Records supplied –
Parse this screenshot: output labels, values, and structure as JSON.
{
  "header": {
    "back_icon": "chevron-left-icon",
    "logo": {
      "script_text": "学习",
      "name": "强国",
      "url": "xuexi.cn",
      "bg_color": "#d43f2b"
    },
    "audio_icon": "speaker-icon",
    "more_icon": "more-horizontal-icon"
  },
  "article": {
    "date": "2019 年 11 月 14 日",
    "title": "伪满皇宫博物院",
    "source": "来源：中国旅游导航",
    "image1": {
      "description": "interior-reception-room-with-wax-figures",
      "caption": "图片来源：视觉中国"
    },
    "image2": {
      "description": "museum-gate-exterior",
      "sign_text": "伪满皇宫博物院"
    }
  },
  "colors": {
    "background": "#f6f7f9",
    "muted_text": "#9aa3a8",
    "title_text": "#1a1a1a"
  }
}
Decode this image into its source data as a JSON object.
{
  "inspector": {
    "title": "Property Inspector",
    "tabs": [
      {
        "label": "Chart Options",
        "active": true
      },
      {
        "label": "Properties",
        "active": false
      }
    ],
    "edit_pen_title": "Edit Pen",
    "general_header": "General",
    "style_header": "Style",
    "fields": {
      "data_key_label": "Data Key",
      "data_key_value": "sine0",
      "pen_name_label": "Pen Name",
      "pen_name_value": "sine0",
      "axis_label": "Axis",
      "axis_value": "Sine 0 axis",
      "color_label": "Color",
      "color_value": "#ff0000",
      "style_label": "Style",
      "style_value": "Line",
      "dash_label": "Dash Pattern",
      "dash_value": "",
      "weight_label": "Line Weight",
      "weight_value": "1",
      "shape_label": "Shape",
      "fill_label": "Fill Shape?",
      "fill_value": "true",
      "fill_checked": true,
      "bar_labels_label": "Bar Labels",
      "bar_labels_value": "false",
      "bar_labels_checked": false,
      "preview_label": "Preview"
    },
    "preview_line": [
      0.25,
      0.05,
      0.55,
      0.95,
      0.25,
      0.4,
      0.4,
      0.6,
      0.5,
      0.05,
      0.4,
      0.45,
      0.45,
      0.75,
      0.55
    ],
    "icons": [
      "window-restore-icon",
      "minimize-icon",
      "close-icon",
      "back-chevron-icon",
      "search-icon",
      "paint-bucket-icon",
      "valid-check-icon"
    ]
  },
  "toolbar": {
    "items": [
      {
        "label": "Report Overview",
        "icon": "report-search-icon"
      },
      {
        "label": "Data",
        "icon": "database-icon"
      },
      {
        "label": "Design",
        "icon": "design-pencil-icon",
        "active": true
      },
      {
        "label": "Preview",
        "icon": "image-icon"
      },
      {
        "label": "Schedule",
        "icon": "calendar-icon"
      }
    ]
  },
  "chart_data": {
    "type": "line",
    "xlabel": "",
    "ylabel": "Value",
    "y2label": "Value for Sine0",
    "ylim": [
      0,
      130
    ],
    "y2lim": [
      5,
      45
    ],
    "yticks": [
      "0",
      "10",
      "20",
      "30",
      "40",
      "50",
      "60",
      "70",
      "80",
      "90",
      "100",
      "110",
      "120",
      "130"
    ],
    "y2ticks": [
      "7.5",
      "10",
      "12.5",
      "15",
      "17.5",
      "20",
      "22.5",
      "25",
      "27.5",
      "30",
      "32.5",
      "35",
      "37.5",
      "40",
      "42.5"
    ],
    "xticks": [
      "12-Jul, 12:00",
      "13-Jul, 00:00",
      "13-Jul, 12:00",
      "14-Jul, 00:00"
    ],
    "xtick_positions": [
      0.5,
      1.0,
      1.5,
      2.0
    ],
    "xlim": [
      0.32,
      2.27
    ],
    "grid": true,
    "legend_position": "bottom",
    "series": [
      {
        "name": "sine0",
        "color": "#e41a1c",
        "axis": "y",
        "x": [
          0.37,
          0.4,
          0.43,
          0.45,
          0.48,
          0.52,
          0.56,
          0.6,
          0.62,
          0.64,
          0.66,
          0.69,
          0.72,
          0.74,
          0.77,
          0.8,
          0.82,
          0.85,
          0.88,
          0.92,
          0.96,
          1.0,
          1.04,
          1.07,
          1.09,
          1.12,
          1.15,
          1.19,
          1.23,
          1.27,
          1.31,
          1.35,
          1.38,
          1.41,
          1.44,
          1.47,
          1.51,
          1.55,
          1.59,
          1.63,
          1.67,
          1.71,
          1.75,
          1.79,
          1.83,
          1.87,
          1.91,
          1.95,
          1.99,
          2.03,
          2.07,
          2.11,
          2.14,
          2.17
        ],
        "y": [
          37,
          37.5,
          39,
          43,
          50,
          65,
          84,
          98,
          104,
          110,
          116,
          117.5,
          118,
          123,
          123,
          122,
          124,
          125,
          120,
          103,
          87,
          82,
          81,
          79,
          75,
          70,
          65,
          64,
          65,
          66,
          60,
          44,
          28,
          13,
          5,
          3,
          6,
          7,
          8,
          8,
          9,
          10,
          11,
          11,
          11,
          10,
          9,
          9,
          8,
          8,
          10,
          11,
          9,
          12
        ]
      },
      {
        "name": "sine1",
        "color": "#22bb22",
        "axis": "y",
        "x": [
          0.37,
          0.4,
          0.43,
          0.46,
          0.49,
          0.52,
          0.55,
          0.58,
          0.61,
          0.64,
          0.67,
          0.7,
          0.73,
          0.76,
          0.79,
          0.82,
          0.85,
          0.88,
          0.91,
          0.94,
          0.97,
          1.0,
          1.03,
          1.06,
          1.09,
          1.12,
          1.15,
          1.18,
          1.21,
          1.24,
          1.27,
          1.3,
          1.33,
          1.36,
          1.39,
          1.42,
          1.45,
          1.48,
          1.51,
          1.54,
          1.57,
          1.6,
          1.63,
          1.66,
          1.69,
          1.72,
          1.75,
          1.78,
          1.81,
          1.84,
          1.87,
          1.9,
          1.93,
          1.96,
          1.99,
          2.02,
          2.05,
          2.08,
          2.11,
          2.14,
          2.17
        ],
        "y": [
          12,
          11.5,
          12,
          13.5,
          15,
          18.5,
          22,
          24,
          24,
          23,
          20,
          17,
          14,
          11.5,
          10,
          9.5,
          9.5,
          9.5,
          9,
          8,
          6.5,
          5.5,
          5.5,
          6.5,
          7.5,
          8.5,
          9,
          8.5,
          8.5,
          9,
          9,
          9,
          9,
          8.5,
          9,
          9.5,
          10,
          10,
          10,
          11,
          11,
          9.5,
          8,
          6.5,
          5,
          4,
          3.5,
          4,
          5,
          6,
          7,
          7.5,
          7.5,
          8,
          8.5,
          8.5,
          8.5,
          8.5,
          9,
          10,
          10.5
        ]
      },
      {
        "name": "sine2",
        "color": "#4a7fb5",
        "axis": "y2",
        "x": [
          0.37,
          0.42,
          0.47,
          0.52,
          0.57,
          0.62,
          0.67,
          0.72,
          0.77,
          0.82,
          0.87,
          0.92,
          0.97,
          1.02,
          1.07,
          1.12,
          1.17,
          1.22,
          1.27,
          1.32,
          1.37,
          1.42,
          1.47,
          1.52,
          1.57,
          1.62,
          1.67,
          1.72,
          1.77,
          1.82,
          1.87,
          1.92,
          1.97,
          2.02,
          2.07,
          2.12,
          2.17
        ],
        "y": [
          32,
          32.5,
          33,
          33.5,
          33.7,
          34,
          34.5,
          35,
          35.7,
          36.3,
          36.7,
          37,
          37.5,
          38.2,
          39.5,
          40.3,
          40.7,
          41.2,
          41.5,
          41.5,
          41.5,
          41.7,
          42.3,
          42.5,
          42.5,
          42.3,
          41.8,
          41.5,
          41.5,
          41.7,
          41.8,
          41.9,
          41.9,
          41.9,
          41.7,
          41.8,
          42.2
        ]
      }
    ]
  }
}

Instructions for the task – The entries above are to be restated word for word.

Problem solution –
Parse this screenshot: output labels, values, and structure as JSON.
{
  "header": {
    "back_icon": "chevron-left-icon",
    "logo": {
      "script_text": "学习",
      "name": "强国",
      "url": "xuexi.cn",
      "bg_color": "#d43f2b"
    },
    "audio_icon": "speaker-icon",
    "more_icon": "more-horizontal-icon"
  },
  "article": {
    "date": "2019 年 11 月 14 日",
    "title": "伪满皇宫博物院",
    "source": "来源：中国旅游导航",
    "image1": {
      "description": "interior-reception-room-with-wax-figures",
      "caption": "图片来源：视觉中国"
    },
    "image2": {
      "description": "museum-gate-exterior",
      "sign_text": "伪满皇宫博物院"
    }
  },
  "colors": {
    "background": "#f6f7f9",
    "muted_text": "#9aa3a8",
    "title_text": "#1a1a1a"
  }
}
Decode this image into its source data as a JSON object.
{
  "inspector": {
    "title": "Property Inspector",
    "tabs": [
      {
        "label": "Chart Options",
        "active": true
      },
      {
        "label": "Properties",
        "active": false
      }
    ],
    "edit_pen_title": "Edit Pen",
    "general_header": "General",
    "style_header": "Style",
    "fields": {
      "data_key_label": "Data Key",
      "data_key_value": "sine0",
      "pen_name_label": "Pen Name",
      "pen_name_value": "sine0",
      "axis_label": "Axis",
      "axis_value": "Sine 0 axis",
      "color_label": "Color",
      "color_value": "#ff0000",
      "style_label": "Style",
      "style_value": "Line",
      "dash_label": "Dash Pattern",
      "dash_value": "",
      "weight_label": "Line Weight",
      "weight_value": "1",
      "shape_label": "Shape",
      "fill_label": "Fill Shape?",
      "fill_value": "true",
      "fill_checked": true,
      "bar_labels_label": "Bar Labels",
      "bar_labels_value": "false",
      "bar_labels_checked": false,
      "preview_label": "Preview"
    },
    "preview_line": [
      0.25,
      0.05,
      0.55,
      0.95,
      0.25,
      0.4,
      0.4,
      0.6,
      0.5,
      0.05,
      0.4,
      0.45,
      0.45,
      0.75,
      0.55
    ],
    "icons": [
      "window-restore-icon",
      "minimize-icon",
      "close-icon",
      "back-chevron-icon",
      "search-icon",
      "paint-bucket-icon",
      "valid-check-icon"
    ]
  },
  "toolbar": {
    "items": [
      {
        "label": "Report Overview",
        "icon": "report-search-icon"
      },
      {
        "label": "Data",
        "icon": "database-icon"
      },
      {
        "label": "Design",
        "icon": "design-pencil-icon",
        "active": true
      },
      {
        "label": "Preview",
        "icon": "image-icon"
      },
      {
        "label": "Schedule",
        "icon": "calendar-icon"
      }
    ]
  },
  "chart_data": {
    "type": "line",
    "xlabel": "",
    "ylabel": "Value",
    "y2label": "Value for Sine0",
    "ylim": [
      0,
      130
    ],
    "y2lim": [
      5,
      45
    ],
    "yticks": [
      "0",
      "10",
      "20",
      "30",
      "40",
      "50",
      "60",
      "70",
      "80",
      "90",
      "100",
      "110",
      "120",
      "130"
    ],
    "y2ticks": [
      "7.5",
      "10",
      "12.5",
      "15",
      "17.5",
      "20",
      "22.5",
      "25",
      "27.5",
      "30",
      "32.5",
      "35",
      "37.5",
      "40",
      "42.5"
    ],
    "xticks": [
      "12-Jul, 12:00",
      "13-Jul, 00:00",
      "13-Jul, 12:00",
      "14-Jul, 00:00"
    ],
    "xtick_positions": [
      0.5,
      1.0,
      1.5,
      2.0
    ],
    "xlim": [
      0.32,
      2.27
    ],
    "grid": true,
    "legend_position": "bottom",
    "series": [
      {
        "name": "sine0",
        "color": "#e41a1c",
        "axis": "y",
        "x": [
          0.37,
          0.4,
          0.43,
          0.45,
          0.48,
          0.52,
          0.56,
          0.6,
          0.62,
          0.64,
          0.66,
          0.69,
          0.72,
          0.74,
          0.77,
          0.8,
          0.82,
          0.85,
          0.88,
          0.92,
          0.96,
          1.0,
          1.04,
          1.07,
          1.09,
          1.12,
          1.15,
          1.19,
          1.23,
          1.27,
          1.31,
          1.35,
          1.38,
          1.41,
          1.44,
          1.47,
          1.51,
          1.55,
          1.59,
          1.63,
          1.67,
          1.71,
          1.75,
          1.79,
          1.83,
          1.87,
          1.91,
          1.95,
          1.99,
          2.03,
          2.07,
          2.11,
          2.14,
          2.17
        ],
        "y": [
          37,
          37.5,
          39,
          43,
          50,
          65,
          84,
          98,
          104,
          110,
          116,
          117.5,
          118,
          123,
          123,
          122,
          124,
          125,
          120,
          103,
          87,
          82,
          81,
          79,
          75,
          70,
          65,
          64,
          65,
          66,
          60,
          44,
          28,
          13,
          5,
          3,
          6,
          7,
          8,
          8,
          9,
          10,
          11,
          11,
          11,
          10,
          9,
          9,
          8,
          8,
          10,
          11,
          9,
          12
        ]
      },
      {
        "name": "sine1",
        "color": "#22bb22",
        "axis": "y",
        "x": [
          0.37,
          0.4,
          0.43,
          0.46,
          0.49,
          0.52,
          0.55,
          0.58,
          0.61,
          0.64,
          0.67,
          0.7,
          0.73,
          0.76,
          0.79,
          0.82,
          0.85,
          0.88,
          0.91,
          0.94,
          0.97,
          1.0,
          1.03,
          1.06,
          1.09,
          1.12,
          1.15,
          1.18,
          1.21,
          1.24,
          1.27,
          1.3,
          1.33,
          1.36,
          1.39,
          1.42,
          1.45,
          1.48,
          1.51,
          1.54,
          1.57,
          1.6,
          1.63,
          1.66,
          1.69,
          1.72,
          1.75,
          1.78,
          1.81,
          1.84,
          1.87,
          1.9,
          1.93,
          1.96,
          1.99,
          2.02,
          2.05,
          2.08,
          2.11,
          2.14,
          2.17
        ],
        "y": [
          12,
          11.5,
          12,
          13.5,
          15,
          18.5,
          22,
          24,
          24,
          23,
          20,
          17,
          14,
          11.5,
          10,
          9.5,
          9.5,
          9.5,
          9,
          8,
          6.5,
          5.5,
          5.5,
          6.5,
          7.5,
          8.5,
          9,
          8.5,
          8.5,
          9,
          9,
          9,
          9,
          8.5,
          9,
          9.5,
          10,
          10,
          10,
          11,
          11,
          9.5,
          8,
          6.5,
          5,
          4,
          3.5,
          4,
          5,
          6,
          7,
          7.5,
          7.5,
          8,
          8.5,
          8.5,
          8.5,
          8.5,
          9,
          10,
          10.5
        ]
      },
      {
        "name": "sine2",
        "color": "#4a7fb5",
        "axis": "y2",
        "x": [
          0.37,
          0.42,
          0.47,
          0.52,
          0.57,
          0.62,
          0.67,
          0.72,
          0.77,
          0.82,
          0.87,
          0.92,
          0.97,
          1.02,
          1.07,
          1.12,
          1.17,
          1.22,
          1.27,
          1.32,
          1.37,
          1.42,
          1.47,
          1.52,
          1.57,
          1.62,
          1.67,
          1.72,
          1.77,
          1.82,
          1.87,
          1.92,
          1.97,
          2.02,
          2.07,
          2.12,
          2.17
        ],
        "y": [
          32,
          32.5,
          33,
          33.5,
          33.7,
          34,
          34.5,
          35,
          35.7,
          36.3,
          36.7,
          37,
          37.5,
          38.2,
          39.5,
          40.3,
          40.7,
          41.2,
          41.5,
          41.5,
          41.5,
          41.7,
          42.3,
          42.5,
          42.5,
          42.3,
          41.8,
          41.5,
          41.5,
          41.7,
          41.8,
          41.9,
          41.9,
          41.9,
          41.7,
          41.8,
          42.2
        ]
      }
    ]
  }
}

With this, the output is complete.